At Carbon we enable our clients to unlock their large audiences through analytics and segmentation for improved activation and monetisation. This creates the need to query the data of hundreds of millions of user profiles on demand. We need to do this quickly, and we need to capture a lot of this data to be used in reporting and further querying. 

When we first looked at this problem several big data solutions came to mind, including the offerings of the big cloud providers, Redshift and BigQuery. These didn’t quite work for us as whilst they are super fast at returning aggregated data, they aren’t fast to write out large amounts of rows from the result of a query.

After a lot of work and benchmarking we settled on the (new at the time) Athena product from AWS. Athena is essentially a managed version of Apache Presto (though AWS had made some noticeable improvements). The big sell of this product is that it’s fully managed and you pay per query (based on data scanned). It should scale under the hood and the advertised query limits of 25 at a time were more than sufficient at the time and we had room to grow with limit increases. Athena was also able to perform well with the large scale writes we wanted it to do.

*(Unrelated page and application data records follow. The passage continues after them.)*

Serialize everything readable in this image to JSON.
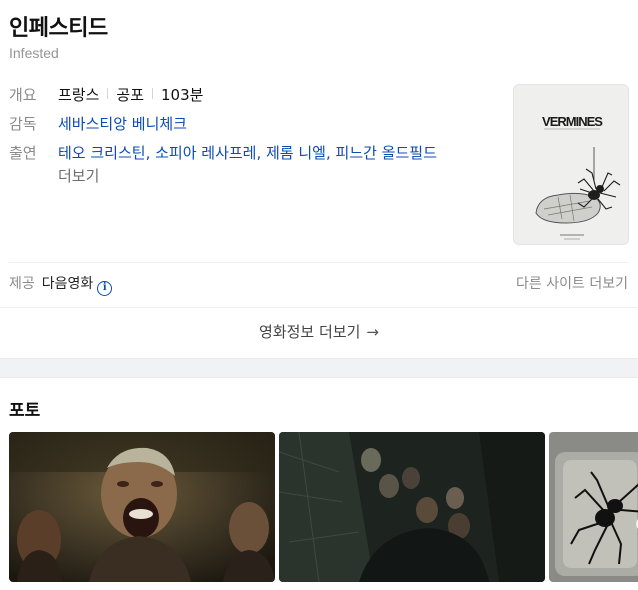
{
  "movie": {
    "title": "인페스티드",
    "original_title": "Infested"
  },
  "info": {
    "overview_label": "개요",
    "country": "프랑스",
    "genre": "공포",
    "runtime": "103분",
    "director_label": "감독",
    "director": "세바스티앙 베니체크",
    "cast_label": "출연",
    "cast": "테오 크리스틴, 소피아 레사프레, 제롬 니엘, 피느간 올드필드",
    "cast_more": "더보기"
  },
  "poster": {
    "title_text": "VERMINES"
  },
  "provider": {
    "label": "제공",
    "name": "다음영화",
    "info_icon_glyph": "i",
    "other_sites": "다른 사이트 더보기"
  },
  "more_info": {
    "label": "영화정보 더보기",
    "arrow_glyph": "→"
  },
  "photos": {
    "title": "포토"
  },
  "colors": {
    "link": "#0b4bb7",
    "label": "#8a8a8a",
    "divider_band": "#f1f2f4"
  }
}
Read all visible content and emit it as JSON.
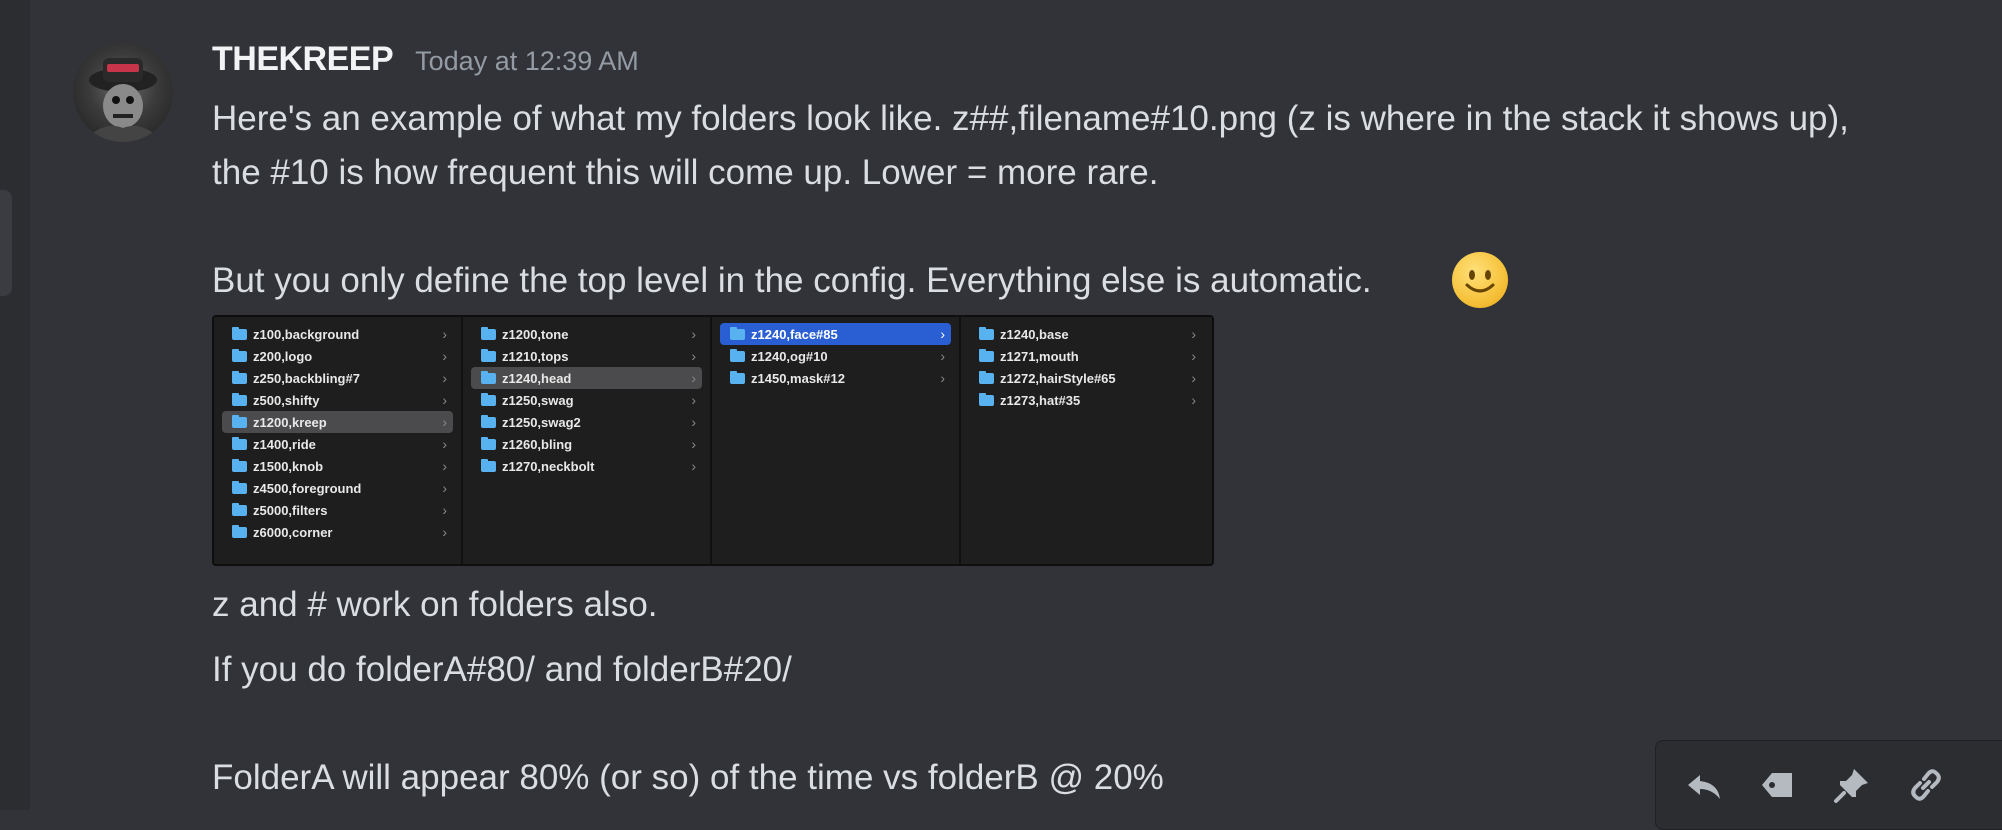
{
  "message": {
    "username": "THEKREEP",
    "timestamp": "Today at 12:39 AM",
    "lines": [
      "Here's an example of what my folders look like. z##,filename#10.png (z is where in the stack it shows up),",
      "the #10 is how frequent this will come up. Lower = more rare.",
      "But you only define the top level in the config. Everything else is automatic.",
      "z and # work on folders also.",
      "If you do folderA#80/ and folderB#20/",
      "FolderA will appear 80% (or so) of the time vs folderB @ 20%"
    ],
    "emoji": "slightly-smiling-face"
  },
  "finder": {
    "columns": [
      {
        "items": [
          "z100,background",
          "z200,logo",
          "z250,backbling#7",
          "z500,shifty",
          "z1200,kreep",
          "z1400,ride",
          "z1500,knob",
          "z4500,foreground",
          "z5000,filters",
          "z6000,corner"
        ],
        "selected": "z1200,kreep"
      },
      {
        "items": [
          "z1200,tone",
          "z1210,tops",
          "z1240,head",
          "z1250,swag",
          "z1250,swag2",
          "z1260,bling",
          "z1270,neckbolt"
        ],
        "selected": "z1240,head"
      },
      {
        "items": [
          "z1240,face#85",
          "z1240,og#10",
          "z1450,mask#12"
        ],
        "selected_active": "z1240,face#85"
      },
      {
        "items": [
          "z1240,base",
          "z1271,mouth",
          "z1272,hairStyle#65",
          "z1273,hat#35"
        ]
      }
    ]
  },
  "toolbar": {
    "icons": [
      "reply-icon",
      "tag-icon",
      "pin-icon",
      "link-icon"
    ]
  },
  "colors": {
    "background": "#313338",
    "text": "#dbdee1",
    "muted": "#949ba4",
    "selection": "#2a5fd3",
    "folder": "#59b2f0"
  }
}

Query exhausted resources at this scale factor

After some work Athena was in production and it was great for a time… but then we started to see problems. Firstly less queries were running sequentially than expected, (more like 5 than 25). And then the infamous “Query exhausted resources at this scale factor” errors started to flow in. This got worse with time, both due to us running larger and more complex queries and (we believe) changes behind the scenes at AWS to how resources are allocated. 

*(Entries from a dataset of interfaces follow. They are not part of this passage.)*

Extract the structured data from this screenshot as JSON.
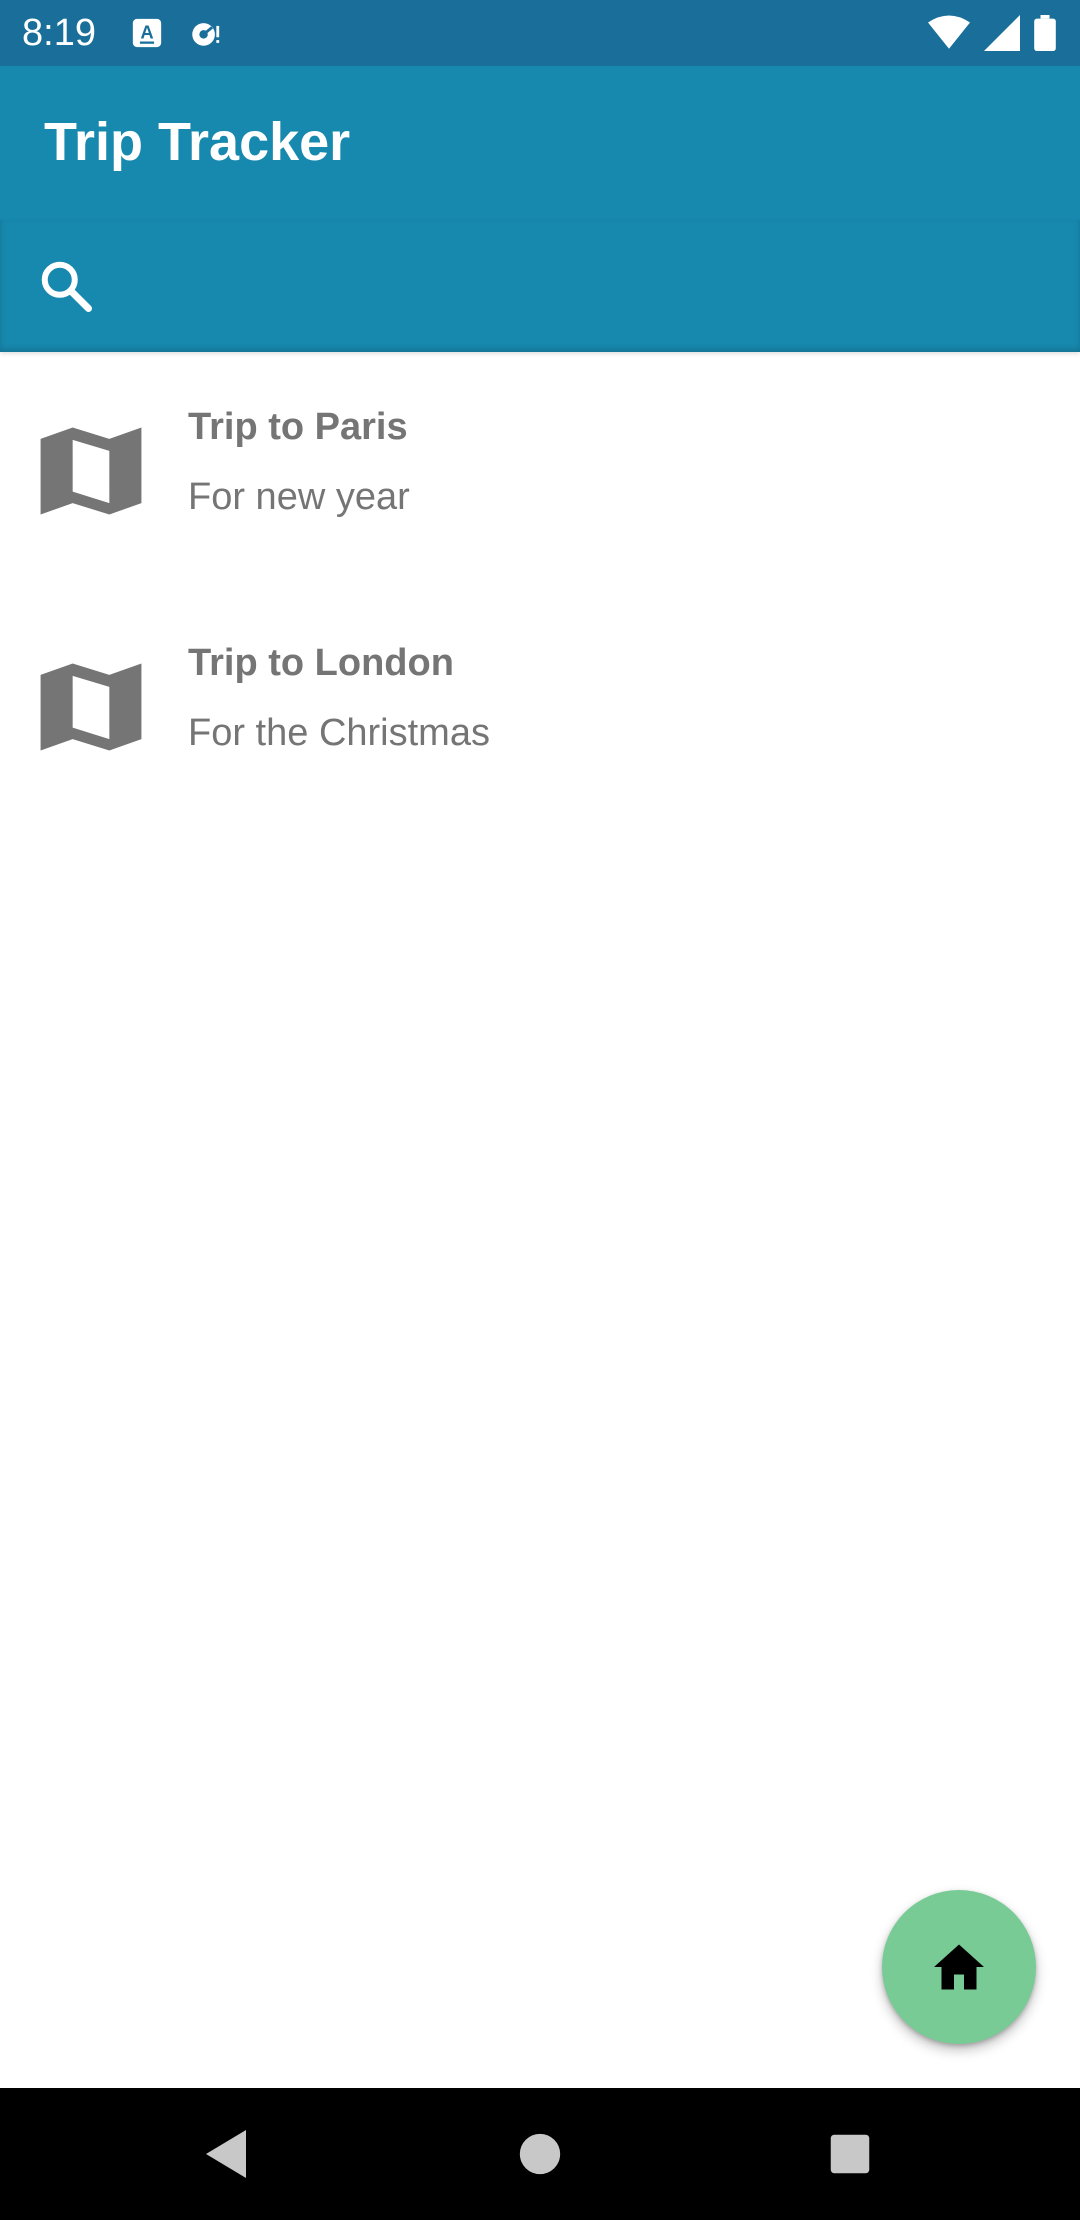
{
  "status_bar": {
    "time": "8:19",
    "icons": [
      "text-notification-icon",
      "sync-notification-icon",
      "wifi-icon",
      "signal-icon",
      "battery-icon"
    ]
  },
  "app_bar": {
    "title": "Trip Tracker",
    "color": "#1788ae"
  },
  "search": {
    "icon": "search-icon",
    "value": ""
  },
  "trips": [
    {
      "title": "Trip to Paris",
      "subtitle": "For new year",
      "icon": "map-icon"
    },
    {
      "title": "Trip to London",
      "subtitle": "For the Christmas",
      "icon": "map-icon"
    }
  ],
  "fab": {
    "icon": "home-icon",
    "color": "#78cb95"
  },
  "nav_bar": {
    "buttons": [
      "back-icon",
      "home-nav-icon",
      "recents-icon"
    ]
  }
}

The problem is partly that Athena makes you optimise for data scanned. You pack as much data in as you can through compression and formats like parquet and avoid joins, especially multiple. Presto as a technology requires everything be held in memory, which means if you load in more than the resource you have, the query fails. This means clients that don’t have the data they need to power a campaign, and a developer needs to investigate and mitigate the issue.

We knew this solution was becoming unworkable and it’s easy to jump to the reason being a bad product. I don’t believe this is the case, we still use it alot for other things and it’s fantastic. Cheap, very easy to setup and fast. I do think there are major lessons to learn here though, in particular;

Don’t build a system that needs to scale on top of a product that gives you no control over scaling

We want to scale the query system both horizontally and vertically, e.g. we want to allow queries to run faster and we want to run more at a time. Athena gives us no power to do either, if we need more resources we can’t do anything about it.

We needed a replacement fast, that wouldn’t fall over and gave us full control over scalability. Naturally we thought we could just roll out our own presto, but it’s here we learned the differences between Presto and Athena are there, and one of the big advantages of Athena is we didn’t need to implement a query / queue / result / error system. And some differences between Presto and Athena were causing issues that stopped this being a quick fix. As we already had a lot of experience in the team with Spark and (around this time we had started to work with Databricks more closely) we made a few quick prototypes to de-risk the solution and then started a POC to replace the system with Spark.

Athena / Presto Vs Spark 

Presto and Spark have a lot of overlap but there are a few key differences. They can both run queries over very large datasets, both are pretty fast and both use clusters of machines. However Presto is more limited in the types of operations you can do as it’s more similar in use to a SQL database, but you use files on disk vs inserting into an indexed database. Spark is much more general purpose and can be used for queries, but also things like ETL and machine learning.

The key difference for us is the way the solutions handle shuffling. Presto is designed for low latency and uses a massively parallel processing (MPP) approach which is fast but requires everything to happen at once and in memory. It’s all or nothing, if you run out of memory, then “Query exhausted resources at this scale factor”. Spark is designed for scalability and follows a map-reduce design [1]. The job is split and processed in chunks, which are generally processed in batches. If you double the workload without changing the resource, it should take twice as long instead of failing [2].

Spark is not millisecond fast but that wasn’t a requirement, queries can take minutes, they just need to not fail, and not be expensive. The solution we designed uses a small always on spark cluster (a total of 16 cores and 120GB memory) that processes queries throughout the day. At the same cost point as Athena, queries are running much faster and we have had no failures due to volume. We can increase the size of the cluster to increase query speed and add more clusters to increase parallelism. Scaling both ways requires just ~2-3 minutes using Databricks allowing us to react very quickly and in different ways.

Conclusion

Managed services are great for getting things up and working fast, and saving you time and money in maintaining the system. But there is a huge difference between a service like Athena which gives you no ability to scale yourself, and RDS / EMR / RedShift which allows you to pay to have more resources at any time. Don’t hold yourself hostage, ensure you can control your scale. When the fires are burning, having a lever you can pull is essential.


Resources

[1] https://databricks.com/session_na20/presto-on-apache-spark-a-tale-of-two-computation-engines

[2] This is generally true but there are many exceptions. The most notable we have found is if doing large aggregations that aren’t sumable. E.g. if you do a collect_set or collect_list operation in a group by. If you exceed memory here you will spill to disk and it can cause significant slowdowns.